people in recent years has created a problem which we never had before.
S: You mean people were coming slowly and the community had a chance to get used
F: Yes, we never had a problem. We shared a cemetery, there was never any real
problems, there was no vandalism. We never really had an anti-Semitic
incidents that were out of hand. They were very minor ones if there were
any, probably just childish pranks. I think people coming now, or the ones
before them, may have created a situation, but I feel that it's being
handled very well by the Federation.
I think that through education, I think people will learn that there's
room for everybody and people have different backgrounds and cultures..
S: Aight. Actually, did you find that there were a lot of restrictions for
minoritygroups such,as Jewish people and blacks? Well, you told us about
the blacks, but aside from the restrictions at the Sailfish Club, were
there any others?
F: Yes, the Everglades Club in Palm Beach which only recently and through the
efforts of the Anti-Defamation League which was kept very quiet. Every
Wednesday, at the Everglades Club, there was a luncheon called "Tombolla"
and it was put on basically by the clothing designers who were mostly
Jewish. .It was restricted to members of the Everglades Club. It was a
very,weird kind of a situation, and this went on for years and no one
was allowed to attend this luncheon except the designers.
S: Do they still have them now?
F: No. Also, there were balls held at the Everglades Club for the Red Cross
and I think that Rabbi Irving Cohen was responsible for calling that to

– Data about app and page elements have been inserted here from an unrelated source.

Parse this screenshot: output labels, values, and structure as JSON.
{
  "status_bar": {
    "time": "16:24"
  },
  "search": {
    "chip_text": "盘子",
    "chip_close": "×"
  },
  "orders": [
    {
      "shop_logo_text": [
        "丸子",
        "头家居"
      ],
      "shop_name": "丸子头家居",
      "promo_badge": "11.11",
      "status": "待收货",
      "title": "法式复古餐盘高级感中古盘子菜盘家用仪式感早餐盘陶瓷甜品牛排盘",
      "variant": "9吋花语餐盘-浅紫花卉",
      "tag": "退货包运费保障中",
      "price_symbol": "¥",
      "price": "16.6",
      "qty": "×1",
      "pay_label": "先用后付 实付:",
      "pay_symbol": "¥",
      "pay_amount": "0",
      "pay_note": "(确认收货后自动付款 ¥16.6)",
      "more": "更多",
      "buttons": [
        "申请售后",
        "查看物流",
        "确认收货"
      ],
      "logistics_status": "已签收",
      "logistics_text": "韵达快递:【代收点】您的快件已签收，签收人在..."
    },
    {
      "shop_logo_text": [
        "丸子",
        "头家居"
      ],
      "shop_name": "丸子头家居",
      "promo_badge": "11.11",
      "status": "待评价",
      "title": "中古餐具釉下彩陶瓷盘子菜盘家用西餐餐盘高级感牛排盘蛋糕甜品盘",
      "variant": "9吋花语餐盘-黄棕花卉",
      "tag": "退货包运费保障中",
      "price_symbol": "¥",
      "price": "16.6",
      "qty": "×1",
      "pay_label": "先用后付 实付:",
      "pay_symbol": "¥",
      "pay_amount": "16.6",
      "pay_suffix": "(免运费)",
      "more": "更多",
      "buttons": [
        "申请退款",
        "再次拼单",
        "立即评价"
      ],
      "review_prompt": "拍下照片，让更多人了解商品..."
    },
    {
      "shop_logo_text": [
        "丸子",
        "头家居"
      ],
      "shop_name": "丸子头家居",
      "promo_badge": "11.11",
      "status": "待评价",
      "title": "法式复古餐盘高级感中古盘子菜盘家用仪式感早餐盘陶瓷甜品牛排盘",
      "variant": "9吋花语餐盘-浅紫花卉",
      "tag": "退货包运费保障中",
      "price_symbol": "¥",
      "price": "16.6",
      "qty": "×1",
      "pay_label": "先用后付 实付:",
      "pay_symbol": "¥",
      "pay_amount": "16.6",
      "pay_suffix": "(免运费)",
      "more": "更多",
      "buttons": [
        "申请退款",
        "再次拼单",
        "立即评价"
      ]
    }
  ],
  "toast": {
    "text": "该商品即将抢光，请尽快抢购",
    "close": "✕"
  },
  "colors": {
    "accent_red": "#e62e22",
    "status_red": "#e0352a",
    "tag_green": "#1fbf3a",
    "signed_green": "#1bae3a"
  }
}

the attention of the Red Cross that that was restricted and that people
of the Jewish faith would be uncomfortable, and that was stopped.